Sunday, May 27, 2012

Ultra light fun.

Saturday and it was an absolutely lovely day and Lillian had the day off work so we headed to the beautiful Yellowcraig beach in East Lothian to enjoy the weather and relax. When we arrived I opened the boot of the car to get our lunch and a blanket to sit on and was shocked to find my ultra light gear in there too!

We headed down to the beach and over to the rocks with pleasant views of the small island of Fidra opposite us I spotted some nice deep rockpools and dropped a 1" Gulp! Fish Fry in red on a 1.8g #10 Decoy Rocket jighead . 

Fidra island, reputedly the inspiration for Robert Louis Stevenson's "Treasure Island".
Deep rockpools with weed around the edges and rocks in the bottom provide cover for sea scorpions.
Every hole can contain fish. This one did!

As soon as it had entered the water a sea scorpion shot out and grabbed it. This would set the scene for the next 30 minutes and I caught a few more all of the long spined variety.

Gulp! Fish Fry. Yum yum.
Greedy little fish are quite aggressive.
Quite unusual colouration on this one. All one tone with just a few spots.

Then I started to fish around a small bay exploring the edges and working the lure around boulders and weedy patches.

Lots of places for fish to hide here.

As I dropped the lure down onto a light coloured rock a strange looking fish came out of some weed and paused at the lure. My first though was that it was a pipefish or a fifteen spined stickleback. Excited I gave the lure a little twitch and it had a bite or two but it had a tiny mouth and as I tried to hook it I only succeeded in pulling the lure away from it and sending it back into the weed. I managed to coax it out a few more times, getting a better look at it in the process and identifying it as a fifteen spined stickleback, but the end result was the same. Eventually it vanished into the weed for good. Very frustrating and I was kicking myself for not having any smaller hooks with me.

I caught one more long spined sea scorpion and then we sat on the rocks and has some lunch before walking along the beach and then back to the car. Next we drove a bit further East for a quick stop at North Berwick harbour so I could see if there were any flounders around. Small pink Isome was the lure of choice and as the water was crystal clear it was quickly evident that there was plenty of flatfish on the bottom as they chased the lure as I jerked it along the sandy bottom.

Bites were coming thick and fast but frustratingly I had no hook ups. Decided to have a break and try straight down the side of the wall. Switched to a section of Gulp! Sandworm in red and dropped it down, then began jigging it a few inches out from the weed. As I worked it along the wall a big sea scorpion charged out and attacked it but missed. He headed back into the weed and despite my efforts I couldn't tempt him out again. After a while with no further interest I went back to the flatties. Couple of casts later I felt a few little taps and hooked the culprit. To my surprise it was a tiny plaice. 

Spots not so obvious on such a lightly coloured fish but bony nodules on its head tell me it's a plaice.

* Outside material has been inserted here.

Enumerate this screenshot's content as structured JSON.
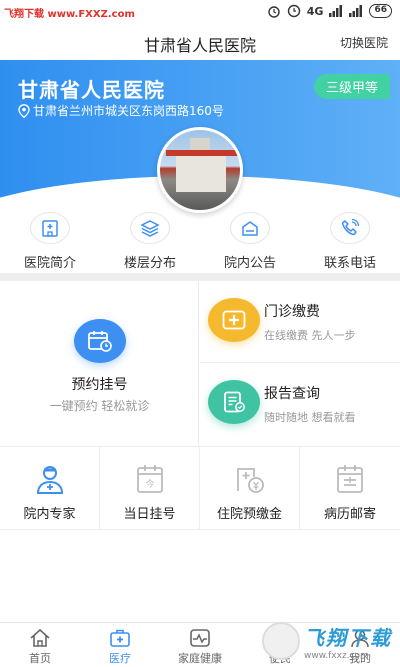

I had another quick jig down the side as we left the harbour and located a little blenny hotspot that held a few. Fighting over my lure, I managed to hook three of them in quick succession but dropped all three when I was lifting them up the wall.

Great little session and the #24 hooks to nylon are now in my hPa Sooper Trooper along with some split shot to improve my chances of hooking surprise species with small mouths like sand gobies and fifteen spined sticklebacks!

Tight lines, Scott.

No comments:

Post a Comment